U.S. real estate transactions are prime targets for wire fraud. When you consider that diverting a single wire transfer offers an average payout of approximately $169 thousand, it is clearly evident that Buyers and Sellers should exercise the highest caution when managing their funds in escrow.
While technology continues to improve the ease of many workday functions, it also opens an additional avenue for a criminal to practice his evil craft. Most wire fraud begins with a Business Email Compromise. A fraudster finds his way into a personal or business email account by using a phishing technique, and any party to the transaction is a potential target for a hacker: the buyer, seller, real estate agent, lender, title company, or closer.
A criminal may begin by simply searching online for property listings, and note the email addresses of a selection of contacts. Then he will send a phishing email to a number of these addresses.

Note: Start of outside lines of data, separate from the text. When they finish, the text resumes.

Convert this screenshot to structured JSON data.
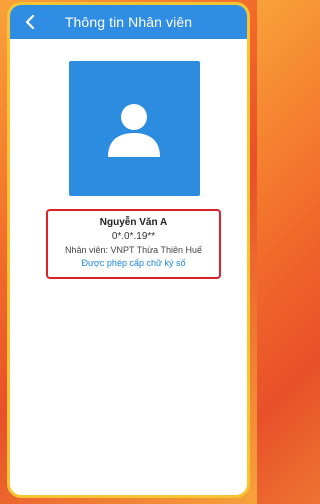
{
  "header": {
    "title": "Thông tin Nhân viên",
    "back_icon": "chevron-left-icon"
  },
  "profile": {
    "avatar_icon": "user-icon",
    "name": "Nguyễn Văn A",
    "ip": "0*.0*.19**",
    "unit": "Nhân viên: VNPT Thừa Thiên Huế",
    "permission": "Được phép cấp chữ ký số"
  },
  "colors": {
    "header": "#2f8de4",
    "avatar_bg": "#2c8de0",
    "highlight_border": "#d8232a",
    "link": "#1a86d8",
    "frame_border": "#f7c531"
  }
}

The emails will appear to come from a reputable source — an industry service provider, for instance — and include a link to log in for account details or to receive a document. He only needs one person to bite. The link is false, and invites the criminal in to begin his work.
Now inside the target’s communications center, the hacker only needs to monitor activity and prepare to strike at just the right moment. All of the details of each active transaction and its participants can be followed. The criminal knows the email addresses of key players and the timelines for closings. He can set up rules that will divert the emails coming from the escrow company into a Notes folder instead of the Inbox, and have those emails forwarded to him for further action.
Email fraudsters are master impersonators. Their spoofed emails appear identical to others the Buyer has already received from legitimate sources, but will contain the scammer’s own phone number as a bit of insurance. When he sends the Buyer fake wiring instructions to his own bank account, he will be ready if needed to answer the Buyer’s confirmation phone call. Once the closing funds are wired, the criminal will take immediately action to transfer them out to other accounts – usually out of the country – and in moments they may be forever lost.
Our free download, Protect Yourself from Wire Fraud, explains how buyers, sellers, agents and escrow officers can and should protect themselves from wire fraud!
Learn How to Protect Yourself from Wire Fraud with our PDF